Saudi Arabia and its coalition partners have transferred American-made weapons to al Qaeda-linked fighters, hardline Salafi militias, and other factions waging war in Yemen, in violation of their agreements with the United States, a CNN investigation has found.
The weapons have also made their way into the hands of Iranian-backed rebels battling the coalition for control of the country, exposing some of America’s sensitive military technology to Tehran and potentially endangering the lives of US troops in other conflict zones…
Because a majority of American troop deaths in Afghanistan and Iraq are caused by IEDs, it is critical that knowledge of MRAP vulnerabilities does not fall into enemy hands.
But it’s already too late.
In September 2017, a Houthi-run TV channel broadcast images of Mohammed Ali al-Houthi, the de facto rebel leader, proudly sitting behind the wheel of a captured US-made MRAP in the capital Sanaa, as a crowd chanted “death to America” in the background.
The vehicle was part of a $2.5 billion sale to the UAE in 2014. The sale document, seen by CNN, certifies that “a determination has been made that the recipient country can provide the same degree of protection for the sensitive technology” as the United States.
MRAPs like these, captured on the battlefield, have been probed by Iranian intelligence, according to a member of a secret Houthi unit backed by Iran known as the Preventative Security Force. The unit oversees the transfer of military technology to and from Tehran.
The member of the force, speaking to CNN anonymously out of fear for his safety, revealed that Iranian and Hezbollah advisers have already gotten their hands on the armored vehicles and other US military hardware.
“Iranian intelligence are assessing US military technology very closely,” the source said in an audio interview done from Sanaa. “Listen, there isn’t a single American weapon that they don’t try to find out its details, what it’s made of, how it works.”
IEDs are now mass-produced in Yemen by Houthi forces on a scale only previously achieved by ISIS, according to a report published by Conflict Armament Research.

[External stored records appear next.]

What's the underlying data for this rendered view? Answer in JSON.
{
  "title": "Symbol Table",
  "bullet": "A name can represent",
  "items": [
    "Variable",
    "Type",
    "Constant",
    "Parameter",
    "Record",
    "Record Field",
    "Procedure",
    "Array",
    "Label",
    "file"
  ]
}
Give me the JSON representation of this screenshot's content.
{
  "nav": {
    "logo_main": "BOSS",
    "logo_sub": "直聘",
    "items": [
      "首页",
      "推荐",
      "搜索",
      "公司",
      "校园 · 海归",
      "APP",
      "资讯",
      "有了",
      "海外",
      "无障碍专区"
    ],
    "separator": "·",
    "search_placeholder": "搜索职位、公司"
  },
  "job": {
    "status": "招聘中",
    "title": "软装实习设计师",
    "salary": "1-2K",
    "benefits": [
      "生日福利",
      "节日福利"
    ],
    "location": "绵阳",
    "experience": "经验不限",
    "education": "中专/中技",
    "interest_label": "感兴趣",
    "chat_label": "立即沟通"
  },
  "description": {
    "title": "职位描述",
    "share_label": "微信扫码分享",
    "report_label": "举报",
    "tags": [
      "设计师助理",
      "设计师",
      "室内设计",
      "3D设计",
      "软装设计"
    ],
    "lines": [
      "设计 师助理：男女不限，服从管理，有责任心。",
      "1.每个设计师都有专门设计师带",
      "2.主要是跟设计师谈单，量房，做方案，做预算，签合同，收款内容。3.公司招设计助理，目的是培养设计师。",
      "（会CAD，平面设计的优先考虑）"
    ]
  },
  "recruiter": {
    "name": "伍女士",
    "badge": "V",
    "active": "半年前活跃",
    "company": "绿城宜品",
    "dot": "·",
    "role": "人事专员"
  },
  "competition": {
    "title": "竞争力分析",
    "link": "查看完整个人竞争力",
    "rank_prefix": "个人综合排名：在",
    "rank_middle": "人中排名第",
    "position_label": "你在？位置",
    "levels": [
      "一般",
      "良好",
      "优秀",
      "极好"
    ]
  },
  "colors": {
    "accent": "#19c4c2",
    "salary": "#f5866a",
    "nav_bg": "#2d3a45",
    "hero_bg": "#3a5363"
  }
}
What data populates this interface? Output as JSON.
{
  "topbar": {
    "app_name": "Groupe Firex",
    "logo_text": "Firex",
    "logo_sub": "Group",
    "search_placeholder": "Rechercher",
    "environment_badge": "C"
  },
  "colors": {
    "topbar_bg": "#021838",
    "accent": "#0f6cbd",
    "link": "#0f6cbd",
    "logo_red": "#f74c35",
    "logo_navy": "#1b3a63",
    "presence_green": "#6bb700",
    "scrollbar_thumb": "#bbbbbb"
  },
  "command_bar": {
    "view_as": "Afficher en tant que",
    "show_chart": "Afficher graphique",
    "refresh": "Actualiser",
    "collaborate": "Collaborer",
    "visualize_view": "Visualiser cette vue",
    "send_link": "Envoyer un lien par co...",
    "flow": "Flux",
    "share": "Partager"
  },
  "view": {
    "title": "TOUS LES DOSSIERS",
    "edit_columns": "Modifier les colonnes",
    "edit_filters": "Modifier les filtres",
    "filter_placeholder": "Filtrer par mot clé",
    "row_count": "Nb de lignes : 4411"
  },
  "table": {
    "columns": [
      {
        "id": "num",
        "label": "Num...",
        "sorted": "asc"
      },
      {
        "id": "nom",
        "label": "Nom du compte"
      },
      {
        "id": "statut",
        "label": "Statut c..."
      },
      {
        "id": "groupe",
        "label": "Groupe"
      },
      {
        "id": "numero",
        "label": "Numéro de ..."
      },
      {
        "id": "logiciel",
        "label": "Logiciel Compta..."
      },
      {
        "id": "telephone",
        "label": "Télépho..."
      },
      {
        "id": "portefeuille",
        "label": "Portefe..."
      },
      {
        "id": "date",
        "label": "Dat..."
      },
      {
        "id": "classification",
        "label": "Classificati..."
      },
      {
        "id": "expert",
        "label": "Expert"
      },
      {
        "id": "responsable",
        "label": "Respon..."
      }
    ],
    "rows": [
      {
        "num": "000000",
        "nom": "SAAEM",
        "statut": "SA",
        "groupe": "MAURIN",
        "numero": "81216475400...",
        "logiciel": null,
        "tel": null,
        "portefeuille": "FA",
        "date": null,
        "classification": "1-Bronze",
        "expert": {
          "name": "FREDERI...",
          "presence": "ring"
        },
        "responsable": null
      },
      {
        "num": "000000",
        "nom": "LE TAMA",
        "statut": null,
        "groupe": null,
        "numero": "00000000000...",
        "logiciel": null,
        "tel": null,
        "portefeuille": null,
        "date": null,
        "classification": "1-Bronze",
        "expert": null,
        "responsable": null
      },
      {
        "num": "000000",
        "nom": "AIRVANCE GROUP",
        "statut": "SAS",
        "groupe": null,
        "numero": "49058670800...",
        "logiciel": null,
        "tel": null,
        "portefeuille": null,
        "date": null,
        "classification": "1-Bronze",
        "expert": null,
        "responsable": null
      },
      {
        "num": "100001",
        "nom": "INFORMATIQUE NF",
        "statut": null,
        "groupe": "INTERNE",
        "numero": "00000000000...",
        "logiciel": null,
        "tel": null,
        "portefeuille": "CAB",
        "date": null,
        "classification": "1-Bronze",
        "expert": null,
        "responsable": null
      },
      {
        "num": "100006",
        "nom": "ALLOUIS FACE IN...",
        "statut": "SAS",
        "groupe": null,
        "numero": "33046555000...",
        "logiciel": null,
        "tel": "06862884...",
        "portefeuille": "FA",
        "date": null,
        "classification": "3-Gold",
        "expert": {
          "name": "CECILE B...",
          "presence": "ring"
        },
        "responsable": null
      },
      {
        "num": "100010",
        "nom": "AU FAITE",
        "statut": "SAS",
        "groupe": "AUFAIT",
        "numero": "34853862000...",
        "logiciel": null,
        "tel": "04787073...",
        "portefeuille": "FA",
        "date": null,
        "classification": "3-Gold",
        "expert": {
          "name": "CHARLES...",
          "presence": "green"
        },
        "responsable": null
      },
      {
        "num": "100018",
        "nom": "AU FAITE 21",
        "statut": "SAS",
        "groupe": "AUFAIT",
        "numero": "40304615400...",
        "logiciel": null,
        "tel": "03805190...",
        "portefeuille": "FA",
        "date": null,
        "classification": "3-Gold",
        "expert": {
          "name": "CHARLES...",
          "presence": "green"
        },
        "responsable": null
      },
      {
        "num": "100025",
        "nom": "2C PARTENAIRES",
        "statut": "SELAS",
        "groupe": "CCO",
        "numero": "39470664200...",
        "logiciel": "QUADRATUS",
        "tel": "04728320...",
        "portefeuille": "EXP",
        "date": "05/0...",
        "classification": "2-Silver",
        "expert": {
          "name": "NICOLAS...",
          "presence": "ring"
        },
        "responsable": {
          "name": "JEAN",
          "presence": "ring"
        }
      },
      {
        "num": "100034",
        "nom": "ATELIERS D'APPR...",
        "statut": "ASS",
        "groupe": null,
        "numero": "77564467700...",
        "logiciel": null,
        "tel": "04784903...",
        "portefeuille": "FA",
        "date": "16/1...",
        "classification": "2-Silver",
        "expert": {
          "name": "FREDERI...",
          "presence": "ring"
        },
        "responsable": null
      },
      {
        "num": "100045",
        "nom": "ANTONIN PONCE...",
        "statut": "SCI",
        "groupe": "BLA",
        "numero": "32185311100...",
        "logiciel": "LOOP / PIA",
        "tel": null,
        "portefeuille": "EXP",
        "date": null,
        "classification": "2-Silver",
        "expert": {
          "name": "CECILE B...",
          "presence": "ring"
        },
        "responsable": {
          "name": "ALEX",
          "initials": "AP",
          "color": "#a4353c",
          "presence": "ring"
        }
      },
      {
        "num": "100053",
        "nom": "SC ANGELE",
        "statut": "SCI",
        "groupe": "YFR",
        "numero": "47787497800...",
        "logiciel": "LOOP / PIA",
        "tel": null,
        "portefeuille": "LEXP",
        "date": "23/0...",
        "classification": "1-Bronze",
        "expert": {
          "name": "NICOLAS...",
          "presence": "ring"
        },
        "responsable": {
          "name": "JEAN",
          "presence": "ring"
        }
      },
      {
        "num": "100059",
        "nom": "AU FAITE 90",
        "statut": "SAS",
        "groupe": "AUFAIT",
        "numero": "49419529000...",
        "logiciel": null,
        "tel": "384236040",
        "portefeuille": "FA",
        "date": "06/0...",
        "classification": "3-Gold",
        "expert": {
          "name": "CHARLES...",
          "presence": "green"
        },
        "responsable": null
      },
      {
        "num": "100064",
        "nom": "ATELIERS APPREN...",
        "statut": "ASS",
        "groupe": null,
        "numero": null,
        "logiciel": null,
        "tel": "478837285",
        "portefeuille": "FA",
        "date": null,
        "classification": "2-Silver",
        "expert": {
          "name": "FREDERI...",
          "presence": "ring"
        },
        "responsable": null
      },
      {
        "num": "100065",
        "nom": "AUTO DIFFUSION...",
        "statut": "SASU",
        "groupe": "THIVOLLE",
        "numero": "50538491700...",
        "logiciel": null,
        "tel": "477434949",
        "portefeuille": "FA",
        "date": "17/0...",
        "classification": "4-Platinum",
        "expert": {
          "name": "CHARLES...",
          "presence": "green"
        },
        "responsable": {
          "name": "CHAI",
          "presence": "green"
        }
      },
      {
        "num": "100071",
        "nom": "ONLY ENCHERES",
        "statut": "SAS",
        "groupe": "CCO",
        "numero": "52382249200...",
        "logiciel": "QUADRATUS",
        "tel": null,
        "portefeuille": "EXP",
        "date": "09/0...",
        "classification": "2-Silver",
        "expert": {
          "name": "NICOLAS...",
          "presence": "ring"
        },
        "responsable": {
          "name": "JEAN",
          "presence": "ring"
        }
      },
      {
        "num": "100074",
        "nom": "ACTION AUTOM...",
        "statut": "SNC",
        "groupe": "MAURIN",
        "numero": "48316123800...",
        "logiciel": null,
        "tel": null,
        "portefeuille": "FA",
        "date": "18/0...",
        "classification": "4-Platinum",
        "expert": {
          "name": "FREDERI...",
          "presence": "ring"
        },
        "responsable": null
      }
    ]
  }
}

The group tracks weapons and their supply chains in conflict zones, and has found IEDs containing Iranian components in Yemen.